What is expected: Whenever a line in the entries below contains the string "Effects", copy that line.

Exercise input:
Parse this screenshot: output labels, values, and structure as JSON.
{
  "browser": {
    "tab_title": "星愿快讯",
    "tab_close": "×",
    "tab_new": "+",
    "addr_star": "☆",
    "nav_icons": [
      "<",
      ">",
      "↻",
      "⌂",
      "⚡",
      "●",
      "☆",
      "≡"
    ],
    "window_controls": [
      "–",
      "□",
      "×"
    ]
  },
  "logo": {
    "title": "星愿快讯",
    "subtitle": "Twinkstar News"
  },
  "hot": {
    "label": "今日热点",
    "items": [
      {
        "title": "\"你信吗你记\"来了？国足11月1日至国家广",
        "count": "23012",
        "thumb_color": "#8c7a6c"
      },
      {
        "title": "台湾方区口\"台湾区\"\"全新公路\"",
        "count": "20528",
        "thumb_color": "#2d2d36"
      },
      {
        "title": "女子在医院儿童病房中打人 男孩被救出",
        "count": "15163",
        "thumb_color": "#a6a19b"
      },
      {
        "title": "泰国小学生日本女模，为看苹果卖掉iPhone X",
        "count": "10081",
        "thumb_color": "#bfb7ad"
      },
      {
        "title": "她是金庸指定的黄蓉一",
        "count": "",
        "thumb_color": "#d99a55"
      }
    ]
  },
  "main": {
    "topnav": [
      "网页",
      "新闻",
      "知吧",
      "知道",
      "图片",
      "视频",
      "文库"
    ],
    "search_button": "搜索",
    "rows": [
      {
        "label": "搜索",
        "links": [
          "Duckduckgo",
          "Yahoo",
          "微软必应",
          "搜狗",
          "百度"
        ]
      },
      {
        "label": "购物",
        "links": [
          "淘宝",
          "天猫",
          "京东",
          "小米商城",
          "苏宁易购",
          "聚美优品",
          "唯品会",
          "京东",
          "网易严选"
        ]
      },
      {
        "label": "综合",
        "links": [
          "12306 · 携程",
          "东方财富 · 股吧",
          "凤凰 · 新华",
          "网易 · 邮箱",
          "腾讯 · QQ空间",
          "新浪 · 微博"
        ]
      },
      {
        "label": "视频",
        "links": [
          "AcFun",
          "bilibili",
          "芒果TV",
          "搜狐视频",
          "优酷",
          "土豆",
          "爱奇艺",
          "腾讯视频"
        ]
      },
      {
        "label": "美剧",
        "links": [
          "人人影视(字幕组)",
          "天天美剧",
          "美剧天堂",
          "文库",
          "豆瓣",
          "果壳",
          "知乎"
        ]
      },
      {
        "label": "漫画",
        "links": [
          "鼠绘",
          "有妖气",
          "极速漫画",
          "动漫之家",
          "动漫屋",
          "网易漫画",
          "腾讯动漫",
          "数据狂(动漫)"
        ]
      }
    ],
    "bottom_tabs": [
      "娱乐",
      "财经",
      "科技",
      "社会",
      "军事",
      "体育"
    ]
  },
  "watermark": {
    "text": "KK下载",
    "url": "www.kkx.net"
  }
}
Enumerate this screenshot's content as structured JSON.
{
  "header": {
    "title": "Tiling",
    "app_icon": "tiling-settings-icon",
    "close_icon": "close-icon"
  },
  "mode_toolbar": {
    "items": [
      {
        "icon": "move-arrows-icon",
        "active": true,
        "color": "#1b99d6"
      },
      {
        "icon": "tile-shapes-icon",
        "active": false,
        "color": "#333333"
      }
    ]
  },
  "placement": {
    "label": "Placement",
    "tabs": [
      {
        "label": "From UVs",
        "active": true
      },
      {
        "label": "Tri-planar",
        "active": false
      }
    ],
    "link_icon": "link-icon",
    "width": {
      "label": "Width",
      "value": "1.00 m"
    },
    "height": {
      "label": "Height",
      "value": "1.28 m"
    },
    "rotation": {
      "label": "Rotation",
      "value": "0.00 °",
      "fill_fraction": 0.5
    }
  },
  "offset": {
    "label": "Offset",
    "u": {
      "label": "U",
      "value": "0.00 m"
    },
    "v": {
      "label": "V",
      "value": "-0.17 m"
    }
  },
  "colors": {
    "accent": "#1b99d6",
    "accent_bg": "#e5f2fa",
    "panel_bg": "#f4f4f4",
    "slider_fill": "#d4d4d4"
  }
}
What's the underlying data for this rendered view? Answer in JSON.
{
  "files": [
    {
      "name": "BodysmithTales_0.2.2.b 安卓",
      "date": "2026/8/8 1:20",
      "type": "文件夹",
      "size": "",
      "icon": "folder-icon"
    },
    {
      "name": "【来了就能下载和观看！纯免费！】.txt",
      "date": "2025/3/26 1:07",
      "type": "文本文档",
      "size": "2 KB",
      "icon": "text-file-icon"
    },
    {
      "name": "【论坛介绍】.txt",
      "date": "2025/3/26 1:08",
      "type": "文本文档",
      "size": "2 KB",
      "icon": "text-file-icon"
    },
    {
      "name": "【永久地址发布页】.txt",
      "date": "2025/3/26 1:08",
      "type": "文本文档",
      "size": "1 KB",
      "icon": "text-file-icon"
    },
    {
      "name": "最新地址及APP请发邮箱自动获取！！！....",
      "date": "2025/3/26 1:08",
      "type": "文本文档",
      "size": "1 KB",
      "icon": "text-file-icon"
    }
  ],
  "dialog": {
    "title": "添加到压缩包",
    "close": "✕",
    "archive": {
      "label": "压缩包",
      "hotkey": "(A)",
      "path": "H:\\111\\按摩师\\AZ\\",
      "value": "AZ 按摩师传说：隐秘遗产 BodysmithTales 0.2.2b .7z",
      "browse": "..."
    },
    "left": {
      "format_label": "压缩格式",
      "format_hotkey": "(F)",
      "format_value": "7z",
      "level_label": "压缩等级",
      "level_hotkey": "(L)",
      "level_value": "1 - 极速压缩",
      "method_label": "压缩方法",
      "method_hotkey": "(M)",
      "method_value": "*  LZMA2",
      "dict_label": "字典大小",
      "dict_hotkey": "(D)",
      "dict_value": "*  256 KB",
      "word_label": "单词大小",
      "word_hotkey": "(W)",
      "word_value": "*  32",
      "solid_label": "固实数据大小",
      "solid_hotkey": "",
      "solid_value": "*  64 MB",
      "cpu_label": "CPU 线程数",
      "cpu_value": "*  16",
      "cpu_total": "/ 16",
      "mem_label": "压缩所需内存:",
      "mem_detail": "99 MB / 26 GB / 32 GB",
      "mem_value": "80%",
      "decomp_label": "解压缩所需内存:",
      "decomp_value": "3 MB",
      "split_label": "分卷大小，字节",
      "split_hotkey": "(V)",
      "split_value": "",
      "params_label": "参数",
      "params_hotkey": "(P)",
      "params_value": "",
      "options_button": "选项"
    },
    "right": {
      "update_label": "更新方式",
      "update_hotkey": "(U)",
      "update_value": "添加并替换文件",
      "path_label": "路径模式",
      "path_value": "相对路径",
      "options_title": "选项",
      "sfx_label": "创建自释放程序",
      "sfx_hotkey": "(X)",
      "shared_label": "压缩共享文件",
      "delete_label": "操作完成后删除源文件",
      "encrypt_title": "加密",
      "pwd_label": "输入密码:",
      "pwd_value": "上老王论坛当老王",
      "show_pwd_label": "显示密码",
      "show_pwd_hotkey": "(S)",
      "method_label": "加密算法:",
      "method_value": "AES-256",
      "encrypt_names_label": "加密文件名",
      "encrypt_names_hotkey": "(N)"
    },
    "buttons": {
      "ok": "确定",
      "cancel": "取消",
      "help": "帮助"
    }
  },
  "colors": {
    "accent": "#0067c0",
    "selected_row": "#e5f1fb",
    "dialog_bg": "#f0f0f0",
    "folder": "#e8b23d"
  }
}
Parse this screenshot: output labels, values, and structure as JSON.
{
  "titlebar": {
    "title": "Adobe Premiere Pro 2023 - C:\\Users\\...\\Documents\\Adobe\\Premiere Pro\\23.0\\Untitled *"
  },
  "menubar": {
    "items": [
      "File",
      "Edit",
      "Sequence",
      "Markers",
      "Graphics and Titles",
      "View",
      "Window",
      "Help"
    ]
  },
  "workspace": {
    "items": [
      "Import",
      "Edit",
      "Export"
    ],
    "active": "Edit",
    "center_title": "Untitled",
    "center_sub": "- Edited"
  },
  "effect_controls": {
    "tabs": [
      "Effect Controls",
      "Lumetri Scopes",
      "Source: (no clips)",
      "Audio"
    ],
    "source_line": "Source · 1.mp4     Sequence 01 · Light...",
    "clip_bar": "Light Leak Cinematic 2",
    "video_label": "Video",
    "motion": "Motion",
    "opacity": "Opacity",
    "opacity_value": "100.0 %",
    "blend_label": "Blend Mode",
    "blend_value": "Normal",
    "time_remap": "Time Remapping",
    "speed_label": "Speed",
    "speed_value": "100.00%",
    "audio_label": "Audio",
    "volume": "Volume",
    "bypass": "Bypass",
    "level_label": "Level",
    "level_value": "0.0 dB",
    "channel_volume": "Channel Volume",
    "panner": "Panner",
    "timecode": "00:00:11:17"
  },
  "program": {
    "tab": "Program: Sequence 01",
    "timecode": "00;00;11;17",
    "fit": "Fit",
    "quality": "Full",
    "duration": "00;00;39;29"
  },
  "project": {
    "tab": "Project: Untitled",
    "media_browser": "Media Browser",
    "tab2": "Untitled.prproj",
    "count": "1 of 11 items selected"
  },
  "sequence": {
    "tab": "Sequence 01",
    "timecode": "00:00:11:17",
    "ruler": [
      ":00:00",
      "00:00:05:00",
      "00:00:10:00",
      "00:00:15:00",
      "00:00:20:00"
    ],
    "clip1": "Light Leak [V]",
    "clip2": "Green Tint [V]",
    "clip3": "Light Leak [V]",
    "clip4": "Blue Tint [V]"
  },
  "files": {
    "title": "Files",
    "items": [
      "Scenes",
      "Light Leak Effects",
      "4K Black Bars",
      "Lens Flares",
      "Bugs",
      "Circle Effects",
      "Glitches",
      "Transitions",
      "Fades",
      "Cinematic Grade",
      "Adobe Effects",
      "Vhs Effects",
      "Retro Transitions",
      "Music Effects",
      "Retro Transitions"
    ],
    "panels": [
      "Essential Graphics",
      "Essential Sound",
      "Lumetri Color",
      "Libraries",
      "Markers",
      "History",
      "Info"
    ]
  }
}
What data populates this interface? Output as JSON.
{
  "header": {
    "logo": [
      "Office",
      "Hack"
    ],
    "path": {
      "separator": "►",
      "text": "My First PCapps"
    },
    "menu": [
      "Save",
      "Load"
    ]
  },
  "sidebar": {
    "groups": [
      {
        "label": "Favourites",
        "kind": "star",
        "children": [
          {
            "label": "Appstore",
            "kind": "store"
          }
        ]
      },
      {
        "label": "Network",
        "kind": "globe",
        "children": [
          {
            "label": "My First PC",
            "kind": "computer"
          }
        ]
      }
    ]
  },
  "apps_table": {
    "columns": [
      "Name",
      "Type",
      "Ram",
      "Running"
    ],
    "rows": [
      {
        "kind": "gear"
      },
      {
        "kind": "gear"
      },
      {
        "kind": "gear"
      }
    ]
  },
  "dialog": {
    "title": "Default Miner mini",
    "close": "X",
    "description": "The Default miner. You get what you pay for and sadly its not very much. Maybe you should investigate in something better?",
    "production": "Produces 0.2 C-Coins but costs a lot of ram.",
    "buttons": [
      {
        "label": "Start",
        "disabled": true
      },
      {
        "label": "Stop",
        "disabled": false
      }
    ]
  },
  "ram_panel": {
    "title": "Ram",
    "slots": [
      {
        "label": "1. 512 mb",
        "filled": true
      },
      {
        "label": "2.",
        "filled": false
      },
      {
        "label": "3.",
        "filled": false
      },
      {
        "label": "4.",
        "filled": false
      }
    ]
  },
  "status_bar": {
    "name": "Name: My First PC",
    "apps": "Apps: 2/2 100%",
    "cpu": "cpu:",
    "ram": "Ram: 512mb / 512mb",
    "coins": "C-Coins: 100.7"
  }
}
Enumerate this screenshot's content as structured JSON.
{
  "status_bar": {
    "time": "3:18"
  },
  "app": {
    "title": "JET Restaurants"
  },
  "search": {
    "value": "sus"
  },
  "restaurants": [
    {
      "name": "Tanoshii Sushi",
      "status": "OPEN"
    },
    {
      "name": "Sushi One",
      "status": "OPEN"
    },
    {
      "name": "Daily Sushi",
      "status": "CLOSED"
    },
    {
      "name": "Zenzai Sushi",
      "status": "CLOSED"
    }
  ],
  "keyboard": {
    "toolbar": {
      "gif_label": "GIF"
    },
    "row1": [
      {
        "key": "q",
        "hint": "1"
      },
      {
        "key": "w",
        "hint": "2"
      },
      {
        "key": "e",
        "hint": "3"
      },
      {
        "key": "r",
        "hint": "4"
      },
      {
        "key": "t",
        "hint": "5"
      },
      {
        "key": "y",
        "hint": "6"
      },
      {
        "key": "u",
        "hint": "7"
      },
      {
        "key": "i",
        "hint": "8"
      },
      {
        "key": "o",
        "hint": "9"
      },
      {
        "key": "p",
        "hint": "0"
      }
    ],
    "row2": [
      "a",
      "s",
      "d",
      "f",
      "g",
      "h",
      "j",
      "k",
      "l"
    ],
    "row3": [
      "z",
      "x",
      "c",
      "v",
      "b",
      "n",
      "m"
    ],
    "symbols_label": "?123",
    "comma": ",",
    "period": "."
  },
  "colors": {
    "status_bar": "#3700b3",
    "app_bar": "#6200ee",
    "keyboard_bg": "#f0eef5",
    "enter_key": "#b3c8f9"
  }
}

Response box:
      "Light Leak Effects",
      "Circle Effects",
      "Adobe Effects",
      "Vhs Effects",
      "Music Effects",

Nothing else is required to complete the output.